Data records for software interfaces:
==*==

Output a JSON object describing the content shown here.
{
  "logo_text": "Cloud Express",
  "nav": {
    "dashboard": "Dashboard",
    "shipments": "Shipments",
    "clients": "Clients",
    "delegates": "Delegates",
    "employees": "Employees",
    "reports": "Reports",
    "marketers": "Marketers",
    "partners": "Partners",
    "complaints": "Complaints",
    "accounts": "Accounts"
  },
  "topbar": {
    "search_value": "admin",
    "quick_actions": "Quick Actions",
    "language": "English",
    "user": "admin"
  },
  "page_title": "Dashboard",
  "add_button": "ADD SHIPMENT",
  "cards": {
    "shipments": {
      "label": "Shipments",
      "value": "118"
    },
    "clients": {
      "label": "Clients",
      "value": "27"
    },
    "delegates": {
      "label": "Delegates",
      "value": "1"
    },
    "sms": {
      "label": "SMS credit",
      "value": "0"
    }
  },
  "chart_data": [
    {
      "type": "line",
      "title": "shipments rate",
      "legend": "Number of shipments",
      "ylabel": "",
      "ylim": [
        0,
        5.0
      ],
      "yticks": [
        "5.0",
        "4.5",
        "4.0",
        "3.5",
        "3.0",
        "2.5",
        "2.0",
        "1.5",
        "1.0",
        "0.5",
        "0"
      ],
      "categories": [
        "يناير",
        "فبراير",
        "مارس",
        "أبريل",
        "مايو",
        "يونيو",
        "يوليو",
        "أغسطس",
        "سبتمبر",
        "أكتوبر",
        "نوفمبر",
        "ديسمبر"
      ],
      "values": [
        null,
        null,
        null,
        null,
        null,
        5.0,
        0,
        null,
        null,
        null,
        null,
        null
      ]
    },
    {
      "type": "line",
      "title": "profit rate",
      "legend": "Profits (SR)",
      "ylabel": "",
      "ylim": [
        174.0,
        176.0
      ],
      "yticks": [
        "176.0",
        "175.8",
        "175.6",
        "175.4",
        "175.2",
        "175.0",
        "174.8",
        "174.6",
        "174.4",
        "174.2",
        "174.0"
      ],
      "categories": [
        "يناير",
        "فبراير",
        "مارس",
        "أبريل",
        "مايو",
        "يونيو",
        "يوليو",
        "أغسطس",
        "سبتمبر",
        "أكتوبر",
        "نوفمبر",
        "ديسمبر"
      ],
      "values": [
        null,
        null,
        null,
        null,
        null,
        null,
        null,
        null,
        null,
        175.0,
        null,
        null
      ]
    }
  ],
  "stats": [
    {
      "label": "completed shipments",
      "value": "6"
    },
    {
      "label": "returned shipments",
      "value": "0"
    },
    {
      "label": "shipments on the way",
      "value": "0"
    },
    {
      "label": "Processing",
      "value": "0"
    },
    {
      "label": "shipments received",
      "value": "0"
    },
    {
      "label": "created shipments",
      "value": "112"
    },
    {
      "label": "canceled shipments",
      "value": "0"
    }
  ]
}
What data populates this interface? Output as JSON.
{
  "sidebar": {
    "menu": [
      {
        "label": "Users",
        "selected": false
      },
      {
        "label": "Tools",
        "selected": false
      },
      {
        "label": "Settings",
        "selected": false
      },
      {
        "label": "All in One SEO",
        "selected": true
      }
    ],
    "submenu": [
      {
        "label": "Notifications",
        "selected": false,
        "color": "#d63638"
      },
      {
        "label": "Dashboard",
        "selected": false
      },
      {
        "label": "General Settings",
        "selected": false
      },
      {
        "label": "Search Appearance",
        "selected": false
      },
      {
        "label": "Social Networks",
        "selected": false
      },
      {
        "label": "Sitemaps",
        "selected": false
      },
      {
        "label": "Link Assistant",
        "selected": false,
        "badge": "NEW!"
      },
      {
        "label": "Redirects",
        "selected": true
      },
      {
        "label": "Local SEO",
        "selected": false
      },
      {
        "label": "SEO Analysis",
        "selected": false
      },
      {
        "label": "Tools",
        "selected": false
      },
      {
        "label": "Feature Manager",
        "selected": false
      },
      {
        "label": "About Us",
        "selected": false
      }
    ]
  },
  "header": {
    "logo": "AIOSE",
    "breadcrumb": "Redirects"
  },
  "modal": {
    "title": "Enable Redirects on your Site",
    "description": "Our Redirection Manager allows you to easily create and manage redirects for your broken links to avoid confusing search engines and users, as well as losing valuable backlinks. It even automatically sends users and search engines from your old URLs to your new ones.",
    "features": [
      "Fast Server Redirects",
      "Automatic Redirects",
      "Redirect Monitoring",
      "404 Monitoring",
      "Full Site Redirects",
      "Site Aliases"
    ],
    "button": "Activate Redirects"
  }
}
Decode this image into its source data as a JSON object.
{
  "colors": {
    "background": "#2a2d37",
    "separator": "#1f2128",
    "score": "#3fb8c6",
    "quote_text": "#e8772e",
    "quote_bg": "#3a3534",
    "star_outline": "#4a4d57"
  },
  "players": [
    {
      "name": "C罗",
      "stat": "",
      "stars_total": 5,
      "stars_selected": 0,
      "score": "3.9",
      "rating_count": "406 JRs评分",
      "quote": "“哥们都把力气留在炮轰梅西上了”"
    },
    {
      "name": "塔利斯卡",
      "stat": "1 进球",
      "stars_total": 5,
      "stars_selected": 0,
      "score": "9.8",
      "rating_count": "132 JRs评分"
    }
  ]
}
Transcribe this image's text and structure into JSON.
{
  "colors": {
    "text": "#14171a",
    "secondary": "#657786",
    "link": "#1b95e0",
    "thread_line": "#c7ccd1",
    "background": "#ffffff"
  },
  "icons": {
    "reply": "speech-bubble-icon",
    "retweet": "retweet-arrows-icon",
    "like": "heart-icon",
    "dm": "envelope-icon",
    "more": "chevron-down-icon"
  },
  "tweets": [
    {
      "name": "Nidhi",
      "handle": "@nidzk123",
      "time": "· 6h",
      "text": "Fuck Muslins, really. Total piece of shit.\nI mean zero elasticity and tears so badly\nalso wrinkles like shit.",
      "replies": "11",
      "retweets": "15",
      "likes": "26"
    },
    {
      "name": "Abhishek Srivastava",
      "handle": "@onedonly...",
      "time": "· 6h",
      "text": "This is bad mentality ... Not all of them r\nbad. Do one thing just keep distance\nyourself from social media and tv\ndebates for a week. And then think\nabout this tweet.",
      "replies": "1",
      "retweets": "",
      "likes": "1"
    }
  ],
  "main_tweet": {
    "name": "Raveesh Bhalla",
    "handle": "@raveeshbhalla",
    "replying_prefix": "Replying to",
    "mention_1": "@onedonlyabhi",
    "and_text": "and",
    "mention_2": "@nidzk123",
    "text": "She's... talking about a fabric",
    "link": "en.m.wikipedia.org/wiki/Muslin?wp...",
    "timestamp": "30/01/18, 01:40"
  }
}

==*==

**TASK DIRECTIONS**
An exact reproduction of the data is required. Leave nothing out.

**COMPLETED TASK**
Output a JSON object describing the content shown here.
{
  "logo_text": "Cloud Express",
  "nav": {
    "dashboard": "Dashboard",
    "shipments": "Shipments",
    "clients": "Clients",
    "delegates": "Delegates",
    "employees": "Employees",
    "reports": "Reports",
    "marketers": "Marketers",
    "partners": "Partners",
    "complaints": "Complaints",
    "accounts": "Accounts"
  },
  "topbar": {
    "search_value": "admin",
    "quick_actions": "Quick Actions",
    "language": "English",
    "user": "admin"
  },
  "page_title": "Dashboard",
  "add_button": "ADD SHIPMENT",
  "cards": {
    "shipments": {
      "label": "Shipments",
      "value": "118"
    },
    "clients": {
      "label": "Clients",
      "value": "27"
    },
    "delegates": {
      "label": "Delegates",
      "value": "1"
    },
    "sms": {
      "label": "SMS credit",
      "value": "0"
    }
  },
  "chart_data": [
    {
      "type": "line",
      "title": "shipments rate",
      "legend": "Number of shipments",
      "ylabel": "",
      "ylim": [
        0,
        5.0
      ],
      "yticks": [
        "5.0",
        "4.5",
        "4.0",
        "3.5",
        "3.0",
        "2.5",
        "2.0",
        "1.5",
        "1.0",
        "0.5",
        "0"
      ],
      "categories": [
        "يناير",
        "فبراير",
        "مارس",
        "أبريل",
        "مايو",
        "يونيو",
        "يوليو",
        "أغسطس",
        "سبتمبر",
        "أكتوبر",
        "نوفمبر",
        "ديسمبر"
      ],
      "values": [
        null,
        null,
        null,
        null,
        null,
        5.0,
        0,
        null,
        null,
        null,
        null,
        null
      ]
    },
    {
      "type": "line",
      "title": "profit rate",
      "legend": "Profits (SR)",
      "ylabel": "",
      "ylim": [
        174.0,
        176.0
      ],
      "yticks": [
        "176.0",
        "175.8",
        "175.6",
        "175.4",
        "175.2",
        "175.0",
        "174.8",
        "174.6",
        "174.4",
        "174.2",
        "174.0"
      ],
      "categories": [
        "يناير",
        "فبراير",
        "مارس",
        "أبريل",
        "مايو",
        "يونيو",
        "يوليو",
        "أغسطس",
        "سبتمبر",
        "أكتوبر",
        "نوفمبر",
        "ديسمبر"
      ],
      "values": [
        null,
        null,
        null,
        null,
        null,
        null,
        null,
        null,
        null,
        175.0,
        null,
        null
      ]
    }
  ],
  "stats": [
    {
      "label": "completed shipments",
      "value": "6"
    },
    {
      "label": "returned shipments",
      "value": "0"
    },
    {
      "label": "shipments on the way",
      "value": "0"
    },
    {
      "label": "Processing",
      "value": "0"
    },
    {
      "label": "shipments received",
      "value": "0"
    },
    {
      "label": "created shipments",
      "value": "112"
    },
    {
      "label": "canceled shipments",
      "value": "0"
    }
  ]
}
What data populates this interface? Output as JSON.
{
  "sidebar": {
    "menu": [
      {
        "label": "Users",
        "selected": false
      },
      {
        "label": "Tools",
        "selected": false
      },
      {
        "label": "Settings",
        "selected": false
      },
      {
        "label": "All in One SEO",
        "selected": true
      }
    ],
    "submenu": [
      {
        "label": "Notifications",
        "selected": false,
        "color": "#d63638"
      },
      {
        "label": "Dashboard",
        "selected": false
      },
      {
        "label": "General Settings",
        "selected": false
      },
      {
        "label": "Search Appearance",
        "selected": false
      },
      {
        "label": "Social Networks",
        "selected": false
      },
      {
        "label": "Sitemaps",
        "selected": false
      },
      {
        "label": "Link Assistant",
        "selected": false,
        "badge": "NEW!"
      },
      {
        "label": "Redirects",
        "selected": true
      },
      {
        "label": "Local SEO",
        "selected": false
      },
      {
        "label": "SEO Analysis",
        "selected": false
      },
      {
        "label": "Tools",
        "selected": false
      },
      {
        "label": "Feature Manager",
        "selected": false
      },
      {
        "label": "About Us",
        "selected": false
      }
    ]
  },
  "header": {
    "logo": "AIOSE",
    "breadcrumb": "Redirects"
  },
  "modal": {
    "title": "Enable Redirects on your Site",
    "description": "Our Redirection Manager allows you to easily create and manage redirects for your broken links to avoid confusing search engines and users, as well as losing valuable backlinks. It even automatically sends users and search engines from your old URLs to your new ones.",
    "features": [
      "Fast Server Redirects",
      "Automatic Redirects",
      "Redirect Monitoring",
      "404 Monitoring",
      "Full Site Redirects",
      "Site Aliases"
    ],
    "button": "Activate Redirects"
  }
}
Decode this image into its source data as a JSON object.
{
  "colors": {
    "background": "#2a2d37",
    "separator": "#1f2128",
    "score": "#3fb8c6",
    "quote_text": "#e8772e",
    "quote_bg": "#3a3534",
    "star_outline": "#4a4d57"
  },
  "players": [
    {
      "name": "C罗",
      "stat": "",
      "stars_total": 5,
      "stars_selected": 0,
      "score": "3.9",
      "rating_count": "406 JRs评分",
      "quote": "“哥们都把力气留在炮轰梅西上了”"
    },
    {
      "name": "塔利斯卡",
      "stat": "1 进球",
      "stars_total": 5,
      "stars_selected": 0,
      "score": "9.8",
      "rating_count": "132 JRs评分"
    }
  ]
}
Transcribe this image's text and structure into JSON.
{
  "colors": {
    "text": "#14171a",
    "secondary": "#657786",
    "link": "#1b95e0",
    "thread_line": "#c7ccd1",
    "background": "#ffffff"
  },
  "icons": {
    "reply": "speech-bubble-icon",
    "retweet": "retweet-arrows-icon",
    "like": "heart-icon",
    "dm": "envelope-icon",
    "more": "chevron-down-icon"
  },
  "tweets": [
    {
      "name": "Nidhi",
      "handle": "@nidzk123",
      "time": "· 6h",
      "text": "Fuck Muslins, really. Total piece of shit.\nI mean zero elasticity and tears so badly\nalso wrinkles like shit.",
      "replies": "11",
      "retweets": "15",
      "likes": "26"
    },
    {
      "name": "Abhishek Srivastava",
      "handle": "@onedonly...",
      "time": "· 6h",
      "text": "This is bad mentality ... Not all of them r\nbad. Do one thing just keep distance\nyourself from social media and tv\ndebates for a week. And then think\nabout this tweet.",
      "replies": "1",
      "retweets": "",
      "likes": "1"
    }
  ],
  "main_tweet": {
    "name": "Raveesh Bhalla",
    "handle": "@raveeshbhalla",
    "replying_prefix": "Replying to",
    "mention_1": "@onedonlyabhi",
    "and_text": "and",
    "mention_2": "@nidzk123",
    "text": "She's... talking about a fabric",
    "link": "en.m.wikipedia.org/wiki/Muslin?wp...",
    "timestamp": "30/01/18, 01:40"
  }
}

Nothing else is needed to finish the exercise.